China's space program hit another milestone over the weekend after it launched a rocket to the moon carrying the country's first lunar rover.
The Long March 3B rocket successfully blasted off from the Xichang launch pad at 1:30 a.m. Monday local time. The rocket is scheduled to drop off China's moon probe Dec. 14. (Via BBC)
The Chang'e 3 lunar lander, along with the Yutu or "Jade Rabbit" rover, are expected to touch down in the moon's Bay of Rainbows crater. The Jade Rabbit will study the moon's rocks and soil for three months. (Via CCTV)
A spokesman for the China National Space Agency told reporters the mission would be an important chance for China's space program to show what it's capable of.
"The three objectives are: to manage to soft land a craft on the moon, to inspect and probe the lunar surface, and to be able to control and communicate with the craft during the mission." (Via Al Jazeera)
China has managed to land spacecraft on the moon before, most recently in 2009, but only in "hard" crash landings. A "soft" lunar landing which allows the craft to freely operate afterward has only ever been accomplished by the U.S. and the former Soviet Union. (Via The New York Times)
And this mission might just be the beginning of China's lunar ambitions.
Former Apollo astronauts Buzz Aldrin and Eugene Cernan told Aerospace America China could put a human on the moon in 15-20 years. That's something no other country has accomplished since America's Apollo missions wrapped up in 1972.

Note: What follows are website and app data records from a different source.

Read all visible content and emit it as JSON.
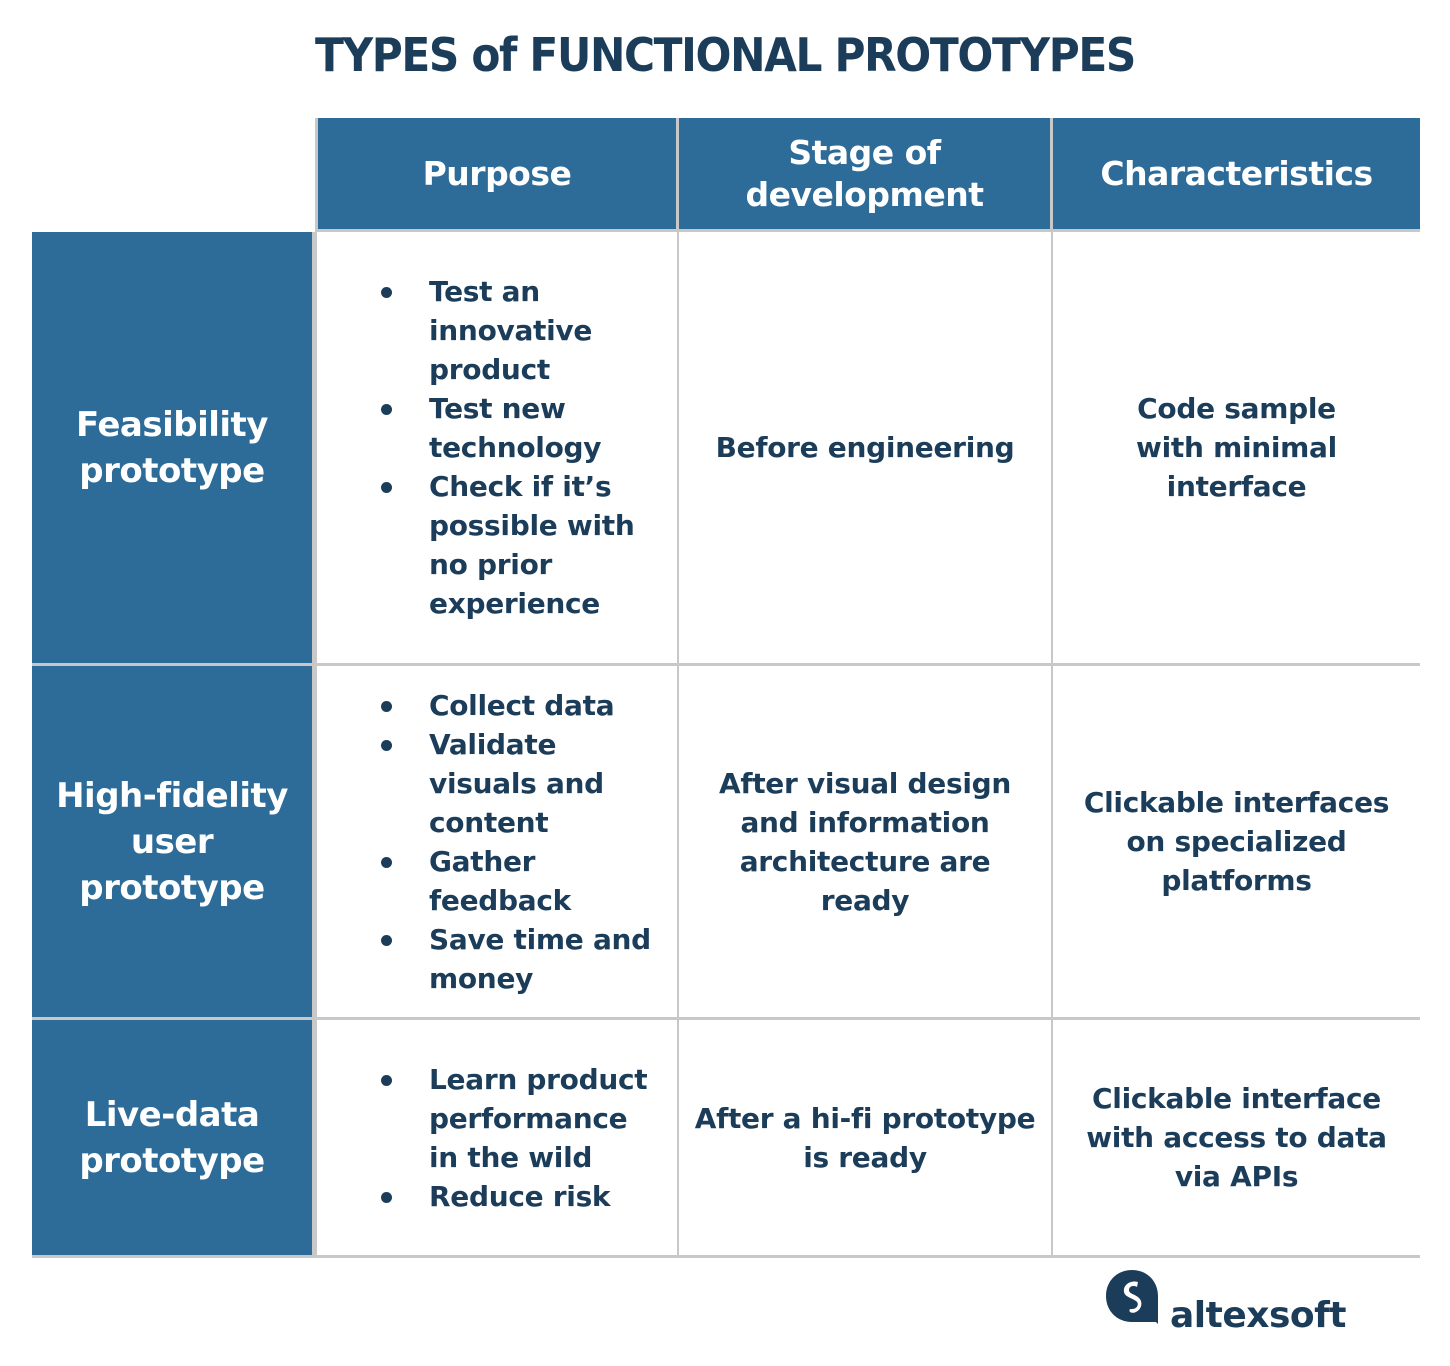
{
  "title": "TYPES of FUNCTIONAL PROTOTYPES",
  "columns": [
    "Purpose",
    "Stage of development",
    "Characteristics"
  ],
  "rows": [
    {
      "label": "Feasibility prototype",
      "purpose": [
        "Test an innovative product",
        "Test new technology",
        "Check if it’s possible with no prior experience"
      ],
      "stage": "Before engineering",
      "characteristics": "Code sample with minimal interface"
    },
    {
      "label": "High-fidelity user prototype",
      "purpose": [
        "Collect data",
        "Validate visuals and content",
        "Gather feedback",
        "Save time and money"
      ],
      "stage": "After visual design and information architecture are ready",
      "characteristics": "Clickable interfaces on specialized platforms"
    },
    {
      "label": "Live-data prototype",
      "purpose": [
        "Learn product performance in the wild",
        "Reduce risk"
      ],
      "stage": "After a hi-fi prototype is ready",
      "characteristics": "Clickable interface with access to data via APIs"
    }
  ],
  "logo": {
    "name": "altexsoft",
    "icon": "altexsoft-logo-icon"
  },
  "colors": {
    "header_bg": "#2d6b98",
    "text": "#1c3d5a",
    "grid": "#c8c8c8"
  }
}
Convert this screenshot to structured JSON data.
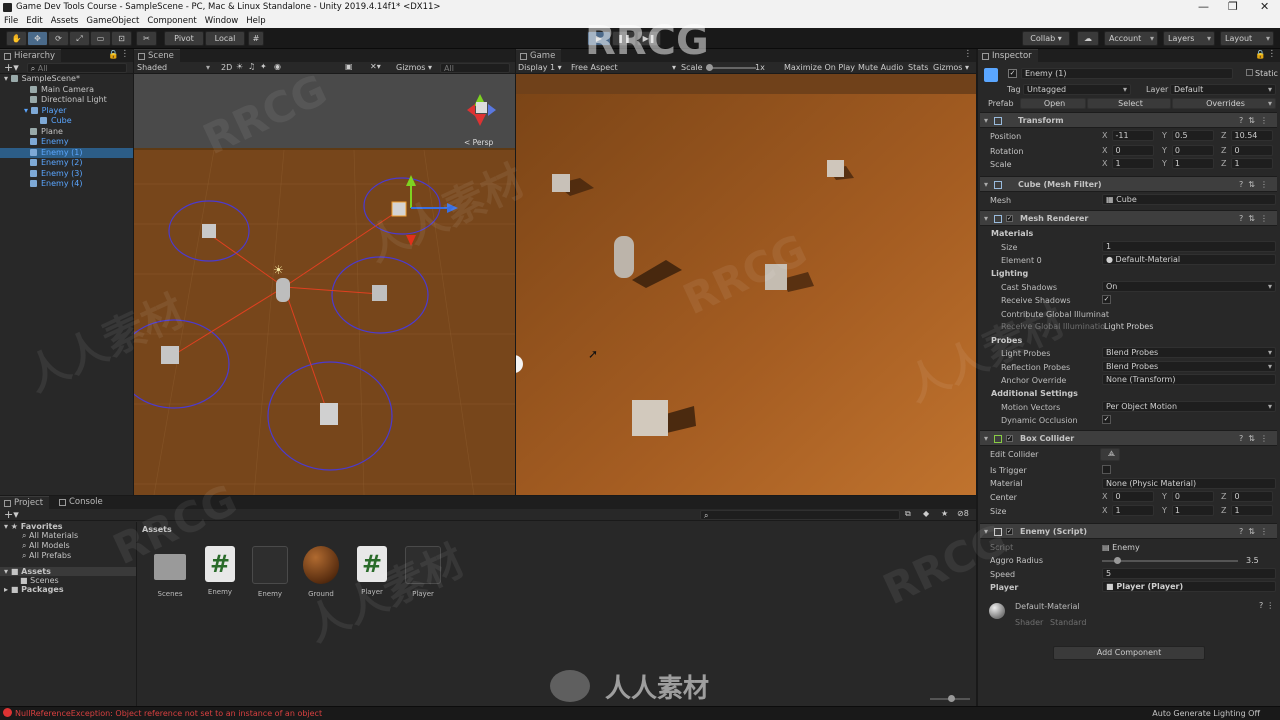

China's lunar craft, Chang'e and Yutu, take their names from a Chinese moon goddess and her rabbit companion. The names were chosen via an online poll.